At the time of writing, there are over 700 bottles in the Collection.
They range from 2 inches to 1 foot high. The water is red, yellow, green, blue, brown, transparent, white, and all varying shades in between. A rainbow collection. Some are pearlescent, some are muddy brown with sediment, a surprising number of them glitter. One bottle has a fish in it.
They tell of the ritual of water, of births, baptisms, weddings and birthdays. They tell of far away lands and nearby spaces. Sometimes they tell of places I thought existed only in our minds: ‘water under the bridge’, ‘a taste of home’, ‘the point of no return’. Now we have the water to prove it.
The bottles commemorate beloved people who have died, and precious friendships, as if we could bottle up a little essence of the person and each other and keep it forever. A flavour of us, like an essential oil. Sometimes people keep an actual part of themselves in the bottle, in spit or breath or urine, a little DNA.

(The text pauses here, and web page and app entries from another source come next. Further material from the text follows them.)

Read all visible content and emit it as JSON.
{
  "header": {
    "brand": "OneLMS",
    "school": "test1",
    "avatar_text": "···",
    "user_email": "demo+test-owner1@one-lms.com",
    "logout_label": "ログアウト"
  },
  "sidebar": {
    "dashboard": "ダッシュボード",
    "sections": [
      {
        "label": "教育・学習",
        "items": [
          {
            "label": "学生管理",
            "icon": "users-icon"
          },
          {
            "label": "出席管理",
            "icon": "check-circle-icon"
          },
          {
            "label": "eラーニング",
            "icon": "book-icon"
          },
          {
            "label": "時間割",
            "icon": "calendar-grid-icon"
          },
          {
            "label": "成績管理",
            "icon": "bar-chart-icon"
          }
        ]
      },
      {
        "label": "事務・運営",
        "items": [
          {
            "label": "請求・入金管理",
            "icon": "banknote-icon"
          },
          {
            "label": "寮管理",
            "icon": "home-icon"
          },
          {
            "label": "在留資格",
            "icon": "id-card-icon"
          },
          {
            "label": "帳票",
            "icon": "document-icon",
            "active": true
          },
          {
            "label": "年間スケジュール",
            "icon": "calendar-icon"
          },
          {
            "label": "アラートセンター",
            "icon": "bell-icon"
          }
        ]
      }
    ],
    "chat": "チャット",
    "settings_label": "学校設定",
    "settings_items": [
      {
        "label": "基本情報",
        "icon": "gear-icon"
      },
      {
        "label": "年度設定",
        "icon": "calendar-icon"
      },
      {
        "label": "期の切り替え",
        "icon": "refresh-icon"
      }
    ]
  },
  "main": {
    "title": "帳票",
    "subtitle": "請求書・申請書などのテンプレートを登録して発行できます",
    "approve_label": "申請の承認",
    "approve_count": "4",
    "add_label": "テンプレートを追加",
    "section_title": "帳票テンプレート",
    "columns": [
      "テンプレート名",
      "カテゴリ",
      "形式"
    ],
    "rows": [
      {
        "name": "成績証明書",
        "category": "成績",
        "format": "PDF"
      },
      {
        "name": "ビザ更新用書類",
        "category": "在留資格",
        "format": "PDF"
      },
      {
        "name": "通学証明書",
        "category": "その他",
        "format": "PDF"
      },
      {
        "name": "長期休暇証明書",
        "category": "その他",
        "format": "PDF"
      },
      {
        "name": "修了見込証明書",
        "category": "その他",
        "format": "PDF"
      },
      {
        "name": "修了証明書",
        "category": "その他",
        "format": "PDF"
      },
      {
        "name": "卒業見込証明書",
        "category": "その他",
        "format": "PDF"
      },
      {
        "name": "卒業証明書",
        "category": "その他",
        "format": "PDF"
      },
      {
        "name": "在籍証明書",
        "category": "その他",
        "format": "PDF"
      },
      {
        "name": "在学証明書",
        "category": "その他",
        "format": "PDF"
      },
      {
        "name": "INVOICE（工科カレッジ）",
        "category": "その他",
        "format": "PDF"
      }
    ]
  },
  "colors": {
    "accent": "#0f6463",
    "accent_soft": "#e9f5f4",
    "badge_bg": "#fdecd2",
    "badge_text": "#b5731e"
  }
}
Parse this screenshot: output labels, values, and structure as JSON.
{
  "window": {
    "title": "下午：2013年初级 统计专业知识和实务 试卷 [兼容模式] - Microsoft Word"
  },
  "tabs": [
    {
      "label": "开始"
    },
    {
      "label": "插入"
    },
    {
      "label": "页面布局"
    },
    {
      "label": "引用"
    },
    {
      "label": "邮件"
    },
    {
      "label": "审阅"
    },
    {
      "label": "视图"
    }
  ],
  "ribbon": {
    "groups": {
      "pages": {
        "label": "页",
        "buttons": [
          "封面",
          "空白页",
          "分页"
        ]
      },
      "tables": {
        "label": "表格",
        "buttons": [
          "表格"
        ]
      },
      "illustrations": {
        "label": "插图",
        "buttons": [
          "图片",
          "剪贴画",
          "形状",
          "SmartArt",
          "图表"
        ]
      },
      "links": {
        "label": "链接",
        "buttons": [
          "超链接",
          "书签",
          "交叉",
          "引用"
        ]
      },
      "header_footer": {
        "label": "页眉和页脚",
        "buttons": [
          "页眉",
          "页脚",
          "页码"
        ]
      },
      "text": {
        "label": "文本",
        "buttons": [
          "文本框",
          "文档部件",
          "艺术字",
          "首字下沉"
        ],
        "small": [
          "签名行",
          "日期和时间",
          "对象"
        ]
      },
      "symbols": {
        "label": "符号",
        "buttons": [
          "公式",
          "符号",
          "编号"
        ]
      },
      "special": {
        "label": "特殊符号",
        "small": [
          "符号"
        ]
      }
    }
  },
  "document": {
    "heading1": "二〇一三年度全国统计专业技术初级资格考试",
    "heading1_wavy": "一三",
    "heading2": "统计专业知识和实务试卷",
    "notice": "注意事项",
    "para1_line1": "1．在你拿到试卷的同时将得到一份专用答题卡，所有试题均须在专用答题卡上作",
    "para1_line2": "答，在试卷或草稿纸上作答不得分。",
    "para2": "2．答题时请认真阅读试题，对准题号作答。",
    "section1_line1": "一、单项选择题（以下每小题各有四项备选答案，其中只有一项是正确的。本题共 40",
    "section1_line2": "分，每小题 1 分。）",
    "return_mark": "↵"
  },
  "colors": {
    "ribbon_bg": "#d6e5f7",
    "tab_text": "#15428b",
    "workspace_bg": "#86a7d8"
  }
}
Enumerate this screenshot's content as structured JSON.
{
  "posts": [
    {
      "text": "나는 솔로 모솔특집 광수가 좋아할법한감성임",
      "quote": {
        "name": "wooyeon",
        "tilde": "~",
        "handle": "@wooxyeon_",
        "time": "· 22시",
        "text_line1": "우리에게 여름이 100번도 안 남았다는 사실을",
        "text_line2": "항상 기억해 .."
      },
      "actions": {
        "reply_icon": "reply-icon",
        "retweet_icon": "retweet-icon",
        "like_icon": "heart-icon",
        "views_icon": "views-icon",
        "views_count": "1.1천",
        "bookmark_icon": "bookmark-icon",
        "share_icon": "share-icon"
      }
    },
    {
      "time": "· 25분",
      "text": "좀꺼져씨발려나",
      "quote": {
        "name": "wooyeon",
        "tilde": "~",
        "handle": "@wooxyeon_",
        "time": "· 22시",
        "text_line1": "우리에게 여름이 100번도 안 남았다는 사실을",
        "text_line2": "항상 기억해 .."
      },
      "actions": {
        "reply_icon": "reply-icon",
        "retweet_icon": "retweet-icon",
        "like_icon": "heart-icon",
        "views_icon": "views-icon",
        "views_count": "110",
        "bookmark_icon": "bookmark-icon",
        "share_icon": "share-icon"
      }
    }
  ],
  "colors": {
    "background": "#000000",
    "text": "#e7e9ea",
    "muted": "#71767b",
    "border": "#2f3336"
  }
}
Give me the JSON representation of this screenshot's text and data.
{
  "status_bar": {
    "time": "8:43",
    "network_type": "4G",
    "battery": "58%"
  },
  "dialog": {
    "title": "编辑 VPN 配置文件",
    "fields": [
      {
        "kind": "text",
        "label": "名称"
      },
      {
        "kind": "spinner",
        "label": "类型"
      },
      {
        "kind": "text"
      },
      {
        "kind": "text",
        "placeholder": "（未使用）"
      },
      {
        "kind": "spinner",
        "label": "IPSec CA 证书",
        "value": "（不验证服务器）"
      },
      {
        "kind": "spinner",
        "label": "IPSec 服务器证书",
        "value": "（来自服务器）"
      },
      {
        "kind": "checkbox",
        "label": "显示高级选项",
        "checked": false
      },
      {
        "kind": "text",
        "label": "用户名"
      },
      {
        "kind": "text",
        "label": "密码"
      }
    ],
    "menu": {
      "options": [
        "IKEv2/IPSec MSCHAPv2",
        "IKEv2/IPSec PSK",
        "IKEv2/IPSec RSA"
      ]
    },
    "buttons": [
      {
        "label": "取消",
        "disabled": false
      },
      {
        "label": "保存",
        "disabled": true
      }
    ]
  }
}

The bottles are a memory of times gone by, but they look as far forward as they look back. The young man who brought me water from his first home in London, full of hope and future, staked his claim to a little part of this city, a new beginning; the dirty water from the kitchen sink re-framed the daily drudgery of dishwashing into a daily act of devotion, and has forever changed my attitude to housework.
For many years people have been making collections of water. The Museum has a bottle that someone kept for 20 years, before handing it on for safekeeping, and a bottle of Millenium Water, that was given in celebration of a whole century of change and water. A young woman once came to the Museum and looked at the collection a little wistfully, saying it was bittersweet for her: she had made a precious collection of water over 2 years when she was 16, but her mother had thrown it out when she went to University.
Most of all, the collection is a performance of everyday life: the daily ritual of our mornings, washing teeth and showering, the comfort of an afternoon’s cup of tea, a brew, the consolation of a bath, the glass of water by our bed. They tell of joyous holidays swimming, splashing, playing on beaches. They are often the water we would usually have poured down the sink, this time saved and kept. They are a personal collection of private moments shared.
They are a record of our daily lives, lived with water.